BISMARCK, N.D. - Archaeologists from the State Historic Preservation Office cleared the Dakota Access Pipeline route of any historic sites, but more than 1,000 archaeologists across the country are calling for construction to stop, at least for now.
A new group is calling for Dakota Access to pause it's construction of the controversial pipeline.
More than 1,200 archaeologists from across the country sent a letter to President Obama, and three other Federal Agencies, including the Army Corps of Engineers, asking them to halt the project until a full environmental impact statement has been completed.
One of those who signed the letter, Board Chairmen of the Smithsonian National Museum of the American Indian, Brenda Toineeta Pipestem says they want to see consultation with the tribe.
"The reason we signed on to this letter was because it's our understanding that the tribe has not been fully consulted. You know, there was no environmental impact statement done with actual consultation of the tribe on these lands," Pipestem.
US Senator John Hoevan says there has been consultation.
"When the tribe talked to me about the project, earlier, I contacted the Corps and asked the Corps, Col. John Henderson, who's the district director out of Omaha, to come up and meet with the Corps, the tribe, and consult with them,"
But Pipestem says the tribe is well within it's rights to fight the pipeline.
"The Standing Rock Sioux Tribe is has every right to protect their land, their water, their cultural resources and their ancestrial graves," Pipestem.
The North Dakota State Historic Preservation Office completed it's inspections and analysis of the route before permits were issued and found no sites of cultural significance.

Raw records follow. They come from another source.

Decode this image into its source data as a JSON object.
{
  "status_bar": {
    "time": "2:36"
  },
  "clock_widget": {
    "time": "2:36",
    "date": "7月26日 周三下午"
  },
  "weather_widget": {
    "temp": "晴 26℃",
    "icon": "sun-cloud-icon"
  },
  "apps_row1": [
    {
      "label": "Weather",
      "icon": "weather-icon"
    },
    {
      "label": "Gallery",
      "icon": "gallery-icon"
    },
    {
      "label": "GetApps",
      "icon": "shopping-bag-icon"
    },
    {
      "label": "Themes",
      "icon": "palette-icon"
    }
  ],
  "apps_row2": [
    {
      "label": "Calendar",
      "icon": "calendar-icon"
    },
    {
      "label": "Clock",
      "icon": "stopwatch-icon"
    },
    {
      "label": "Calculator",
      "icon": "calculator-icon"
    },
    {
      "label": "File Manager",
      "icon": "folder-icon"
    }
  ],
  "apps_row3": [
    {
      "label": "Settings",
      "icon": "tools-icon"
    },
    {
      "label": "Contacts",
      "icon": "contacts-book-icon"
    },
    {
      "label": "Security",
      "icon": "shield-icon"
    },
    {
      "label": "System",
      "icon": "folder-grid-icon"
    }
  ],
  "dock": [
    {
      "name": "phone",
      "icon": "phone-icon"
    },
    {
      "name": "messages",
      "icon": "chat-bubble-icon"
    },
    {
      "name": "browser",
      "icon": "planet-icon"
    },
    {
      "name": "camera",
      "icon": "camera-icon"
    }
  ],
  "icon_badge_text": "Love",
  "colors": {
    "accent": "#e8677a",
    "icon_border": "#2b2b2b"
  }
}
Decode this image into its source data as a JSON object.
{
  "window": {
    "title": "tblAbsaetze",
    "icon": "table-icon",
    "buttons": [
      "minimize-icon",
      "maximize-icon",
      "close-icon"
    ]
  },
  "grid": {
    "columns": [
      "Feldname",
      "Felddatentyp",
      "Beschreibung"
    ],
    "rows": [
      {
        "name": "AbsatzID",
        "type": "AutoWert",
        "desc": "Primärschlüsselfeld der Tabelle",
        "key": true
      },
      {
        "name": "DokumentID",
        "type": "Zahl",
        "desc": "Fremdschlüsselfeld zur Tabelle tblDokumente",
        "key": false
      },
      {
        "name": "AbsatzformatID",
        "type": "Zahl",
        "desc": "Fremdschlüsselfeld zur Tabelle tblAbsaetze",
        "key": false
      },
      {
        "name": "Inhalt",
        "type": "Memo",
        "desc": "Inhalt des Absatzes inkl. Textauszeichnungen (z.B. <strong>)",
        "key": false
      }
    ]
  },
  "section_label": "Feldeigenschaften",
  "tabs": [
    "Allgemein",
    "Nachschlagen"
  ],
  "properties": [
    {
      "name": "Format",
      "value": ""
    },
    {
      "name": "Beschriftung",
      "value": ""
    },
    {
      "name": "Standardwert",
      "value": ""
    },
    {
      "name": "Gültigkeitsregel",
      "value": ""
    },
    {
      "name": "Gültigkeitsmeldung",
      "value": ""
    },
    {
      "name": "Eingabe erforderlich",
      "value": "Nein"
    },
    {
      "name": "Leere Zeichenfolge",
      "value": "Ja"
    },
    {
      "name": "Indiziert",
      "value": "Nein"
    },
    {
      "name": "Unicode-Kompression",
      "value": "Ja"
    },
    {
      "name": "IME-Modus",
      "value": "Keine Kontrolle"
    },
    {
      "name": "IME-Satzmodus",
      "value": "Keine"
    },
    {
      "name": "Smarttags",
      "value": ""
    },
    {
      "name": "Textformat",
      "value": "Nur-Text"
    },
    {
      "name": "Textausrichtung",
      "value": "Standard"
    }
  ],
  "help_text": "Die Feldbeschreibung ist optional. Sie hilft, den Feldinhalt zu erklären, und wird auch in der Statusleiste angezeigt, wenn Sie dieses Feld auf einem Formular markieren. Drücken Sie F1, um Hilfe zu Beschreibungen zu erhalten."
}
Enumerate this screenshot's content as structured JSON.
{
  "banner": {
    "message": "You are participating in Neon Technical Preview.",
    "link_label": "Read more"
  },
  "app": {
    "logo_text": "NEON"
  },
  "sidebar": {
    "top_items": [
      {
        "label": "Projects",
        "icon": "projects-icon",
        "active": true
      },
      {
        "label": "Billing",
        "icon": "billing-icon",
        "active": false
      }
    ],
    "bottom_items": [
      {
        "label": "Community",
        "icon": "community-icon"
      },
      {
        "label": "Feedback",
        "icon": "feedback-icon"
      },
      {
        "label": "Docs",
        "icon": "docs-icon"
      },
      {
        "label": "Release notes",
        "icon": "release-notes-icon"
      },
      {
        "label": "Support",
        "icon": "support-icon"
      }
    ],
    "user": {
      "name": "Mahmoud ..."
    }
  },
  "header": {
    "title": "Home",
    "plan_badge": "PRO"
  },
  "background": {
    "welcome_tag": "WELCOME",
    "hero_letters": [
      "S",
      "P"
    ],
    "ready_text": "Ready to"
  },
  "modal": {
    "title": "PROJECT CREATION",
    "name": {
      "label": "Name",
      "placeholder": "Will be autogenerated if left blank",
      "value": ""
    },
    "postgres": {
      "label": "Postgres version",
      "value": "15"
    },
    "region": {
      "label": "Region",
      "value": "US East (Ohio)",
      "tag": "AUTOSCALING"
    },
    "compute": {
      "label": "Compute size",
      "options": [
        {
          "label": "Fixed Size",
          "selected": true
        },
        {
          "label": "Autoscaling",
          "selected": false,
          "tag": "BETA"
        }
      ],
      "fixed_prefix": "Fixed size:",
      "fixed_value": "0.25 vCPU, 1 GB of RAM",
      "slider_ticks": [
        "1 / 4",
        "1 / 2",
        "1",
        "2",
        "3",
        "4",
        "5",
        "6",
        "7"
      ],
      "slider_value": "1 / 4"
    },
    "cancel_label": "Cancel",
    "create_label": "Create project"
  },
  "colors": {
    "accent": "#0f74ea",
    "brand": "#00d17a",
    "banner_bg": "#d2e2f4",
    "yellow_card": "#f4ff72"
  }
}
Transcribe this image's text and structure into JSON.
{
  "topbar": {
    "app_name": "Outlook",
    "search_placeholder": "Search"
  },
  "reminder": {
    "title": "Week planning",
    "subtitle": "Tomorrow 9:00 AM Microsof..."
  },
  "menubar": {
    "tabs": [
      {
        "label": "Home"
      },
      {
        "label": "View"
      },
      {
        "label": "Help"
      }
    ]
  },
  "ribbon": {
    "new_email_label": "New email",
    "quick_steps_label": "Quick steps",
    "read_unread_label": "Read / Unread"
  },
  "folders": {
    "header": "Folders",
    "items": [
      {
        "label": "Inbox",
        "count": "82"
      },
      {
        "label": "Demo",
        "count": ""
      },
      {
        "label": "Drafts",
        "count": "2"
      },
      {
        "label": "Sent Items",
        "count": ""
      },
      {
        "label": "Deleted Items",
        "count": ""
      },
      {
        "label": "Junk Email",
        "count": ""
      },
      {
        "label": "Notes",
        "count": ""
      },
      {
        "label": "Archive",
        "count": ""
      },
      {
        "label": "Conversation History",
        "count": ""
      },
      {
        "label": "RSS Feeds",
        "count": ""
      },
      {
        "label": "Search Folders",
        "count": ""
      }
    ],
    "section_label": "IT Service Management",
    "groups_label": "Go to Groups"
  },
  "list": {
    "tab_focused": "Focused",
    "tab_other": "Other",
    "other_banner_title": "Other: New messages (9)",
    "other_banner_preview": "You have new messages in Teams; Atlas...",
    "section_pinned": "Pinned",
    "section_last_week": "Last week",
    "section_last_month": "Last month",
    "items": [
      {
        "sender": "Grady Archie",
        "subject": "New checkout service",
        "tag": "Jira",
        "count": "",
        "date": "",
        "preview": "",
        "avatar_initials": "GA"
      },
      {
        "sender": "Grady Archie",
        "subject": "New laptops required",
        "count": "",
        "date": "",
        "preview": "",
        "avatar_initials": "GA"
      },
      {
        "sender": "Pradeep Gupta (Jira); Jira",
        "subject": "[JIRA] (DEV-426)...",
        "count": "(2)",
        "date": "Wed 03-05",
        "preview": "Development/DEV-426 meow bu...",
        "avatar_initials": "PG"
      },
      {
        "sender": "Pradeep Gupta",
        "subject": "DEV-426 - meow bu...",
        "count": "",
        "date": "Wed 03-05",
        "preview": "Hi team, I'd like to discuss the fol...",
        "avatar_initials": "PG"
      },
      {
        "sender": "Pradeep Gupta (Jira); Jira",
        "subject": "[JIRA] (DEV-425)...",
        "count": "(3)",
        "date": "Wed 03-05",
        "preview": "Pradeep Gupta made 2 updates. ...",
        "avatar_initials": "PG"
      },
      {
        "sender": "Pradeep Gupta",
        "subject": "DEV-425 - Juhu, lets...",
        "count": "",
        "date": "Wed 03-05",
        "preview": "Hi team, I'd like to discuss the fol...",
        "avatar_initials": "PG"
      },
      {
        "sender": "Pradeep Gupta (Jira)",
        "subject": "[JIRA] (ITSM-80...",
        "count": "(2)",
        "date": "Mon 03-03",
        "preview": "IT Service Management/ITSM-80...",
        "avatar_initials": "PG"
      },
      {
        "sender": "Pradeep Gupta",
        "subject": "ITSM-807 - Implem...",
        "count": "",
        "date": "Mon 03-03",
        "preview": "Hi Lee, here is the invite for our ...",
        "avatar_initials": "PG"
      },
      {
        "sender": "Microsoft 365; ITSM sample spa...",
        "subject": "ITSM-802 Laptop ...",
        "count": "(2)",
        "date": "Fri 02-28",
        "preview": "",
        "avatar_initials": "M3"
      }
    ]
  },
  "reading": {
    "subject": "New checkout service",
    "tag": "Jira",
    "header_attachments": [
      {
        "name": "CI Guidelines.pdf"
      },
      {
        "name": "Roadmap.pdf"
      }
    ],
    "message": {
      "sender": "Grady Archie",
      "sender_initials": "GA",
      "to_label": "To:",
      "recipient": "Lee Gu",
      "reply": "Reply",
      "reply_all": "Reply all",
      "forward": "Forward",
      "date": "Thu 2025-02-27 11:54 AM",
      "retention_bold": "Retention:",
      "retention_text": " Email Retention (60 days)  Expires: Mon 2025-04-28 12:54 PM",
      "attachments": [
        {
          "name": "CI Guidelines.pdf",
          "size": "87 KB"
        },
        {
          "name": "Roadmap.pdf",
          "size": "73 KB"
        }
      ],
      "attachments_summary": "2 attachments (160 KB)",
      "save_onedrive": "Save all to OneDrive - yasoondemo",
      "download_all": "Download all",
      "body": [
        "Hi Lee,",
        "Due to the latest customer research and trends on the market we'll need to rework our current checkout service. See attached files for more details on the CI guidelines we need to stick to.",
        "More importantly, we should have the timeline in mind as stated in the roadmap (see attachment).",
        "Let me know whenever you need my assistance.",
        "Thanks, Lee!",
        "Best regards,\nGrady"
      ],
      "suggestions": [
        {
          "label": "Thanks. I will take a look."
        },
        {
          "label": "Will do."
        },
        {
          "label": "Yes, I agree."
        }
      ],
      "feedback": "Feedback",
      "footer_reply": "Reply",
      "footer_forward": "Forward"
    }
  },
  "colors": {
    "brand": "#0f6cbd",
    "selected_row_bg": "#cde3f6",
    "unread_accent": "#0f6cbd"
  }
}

Today the The Departments of Army, Interior and Justice invited tribal leaders to Washington to discuss how more meaningful consultation can take place between the federal government and Native American tribes on infrastructure projects.